In July 2018 the Republic of Ireland was in the grip of an exceptional heatwave and drought, one that sparked wildfires around the country. One of those fires burned moorland at Bray Head in County Wicklow. Firefighters soon brought it under control. But the forgotten WWII artifact that’s been exposed by the blaze astonished observers.
Bray Head is about a 60-minute drive south of Dublin and it lies just to the south of the seaside town of Bray. The headland overlooks the Irish Sea, facing the west coast of England. Its coastal position made it a significant point during WWII aviation, for reasons we’ll come to.

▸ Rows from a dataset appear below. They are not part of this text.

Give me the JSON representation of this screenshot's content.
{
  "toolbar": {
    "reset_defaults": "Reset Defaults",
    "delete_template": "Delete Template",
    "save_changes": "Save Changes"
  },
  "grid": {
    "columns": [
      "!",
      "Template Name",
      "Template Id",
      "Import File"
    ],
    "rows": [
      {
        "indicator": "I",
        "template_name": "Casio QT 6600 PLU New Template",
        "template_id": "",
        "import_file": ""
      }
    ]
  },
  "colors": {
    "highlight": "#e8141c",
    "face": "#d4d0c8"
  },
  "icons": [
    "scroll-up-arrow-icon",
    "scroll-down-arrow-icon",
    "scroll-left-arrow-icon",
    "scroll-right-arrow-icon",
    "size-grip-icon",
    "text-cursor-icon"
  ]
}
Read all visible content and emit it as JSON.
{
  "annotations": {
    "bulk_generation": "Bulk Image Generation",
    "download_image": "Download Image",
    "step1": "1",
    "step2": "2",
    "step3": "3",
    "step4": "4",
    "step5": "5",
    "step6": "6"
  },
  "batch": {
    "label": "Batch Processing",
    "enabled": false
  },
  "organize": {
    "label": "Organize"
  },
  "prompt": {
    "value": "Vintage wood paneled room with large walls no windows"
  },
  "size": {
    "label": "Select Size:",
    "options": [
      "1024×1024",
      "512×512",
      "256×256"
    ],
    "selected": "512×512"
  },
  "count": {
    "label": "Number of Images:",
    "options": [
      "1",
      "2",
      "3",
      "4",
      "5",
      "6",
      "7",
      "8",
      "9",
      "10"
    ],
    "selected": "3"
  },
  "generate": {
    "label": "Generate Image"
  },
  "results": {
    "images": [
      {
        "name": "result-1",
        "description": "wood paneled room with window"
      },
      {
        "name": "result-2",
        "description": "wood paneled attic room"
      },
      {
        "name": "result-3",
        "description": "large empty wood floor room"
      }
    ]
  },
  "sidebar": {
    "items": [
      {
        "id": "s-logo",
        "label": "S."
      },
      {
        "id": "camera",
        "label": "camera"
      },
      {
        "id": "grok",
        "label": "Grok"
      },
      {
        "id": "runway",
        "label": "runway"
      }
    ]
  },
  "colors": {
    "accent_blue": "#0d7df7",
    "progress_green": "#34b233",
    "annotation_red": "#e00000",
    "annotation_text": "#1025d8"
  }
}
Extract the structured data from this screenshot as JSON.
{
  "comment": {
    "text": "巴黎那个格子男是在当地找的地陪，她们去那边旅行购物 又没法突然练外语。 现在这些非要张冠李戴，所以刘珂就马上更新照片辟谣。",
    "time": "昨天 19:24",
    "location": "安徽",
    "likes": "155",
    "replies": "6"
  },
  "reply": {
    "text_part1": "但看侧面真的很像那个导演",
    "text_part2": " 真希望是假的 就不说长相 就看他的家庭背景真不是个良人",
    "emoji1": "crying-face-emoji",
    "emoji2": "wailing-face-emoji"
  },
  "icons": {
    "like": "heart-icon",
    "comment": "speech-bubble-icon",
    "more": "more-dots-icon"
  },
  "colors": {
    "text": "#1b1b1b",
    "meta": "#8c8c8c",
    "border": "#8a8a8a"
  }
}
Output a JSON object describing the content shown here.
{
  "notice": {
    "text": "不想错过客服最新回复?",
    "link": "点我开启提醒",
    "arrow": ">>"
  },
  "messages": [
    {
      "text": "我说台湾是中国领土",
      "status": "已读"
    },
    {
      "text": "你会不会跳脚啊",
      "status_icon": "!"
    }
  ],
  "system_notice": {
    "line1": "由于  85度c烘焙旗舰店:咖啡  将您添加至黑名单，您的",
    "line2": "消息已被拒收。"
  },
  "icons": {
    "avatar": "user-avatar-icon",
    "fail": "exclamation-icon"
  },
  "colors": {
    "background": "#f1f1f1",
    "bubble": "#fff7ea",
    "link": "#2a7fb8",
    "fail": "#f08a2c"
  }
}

First, we need to take a quick jog through Irish history. After centuries of conflict between Irish nationalists and British invaders and colonists, in 1801 the parliaments of Ireland and the United Kingdom both passed bills that unified the whole of the Irish island with Britain. The Irish parliament was duly abolished.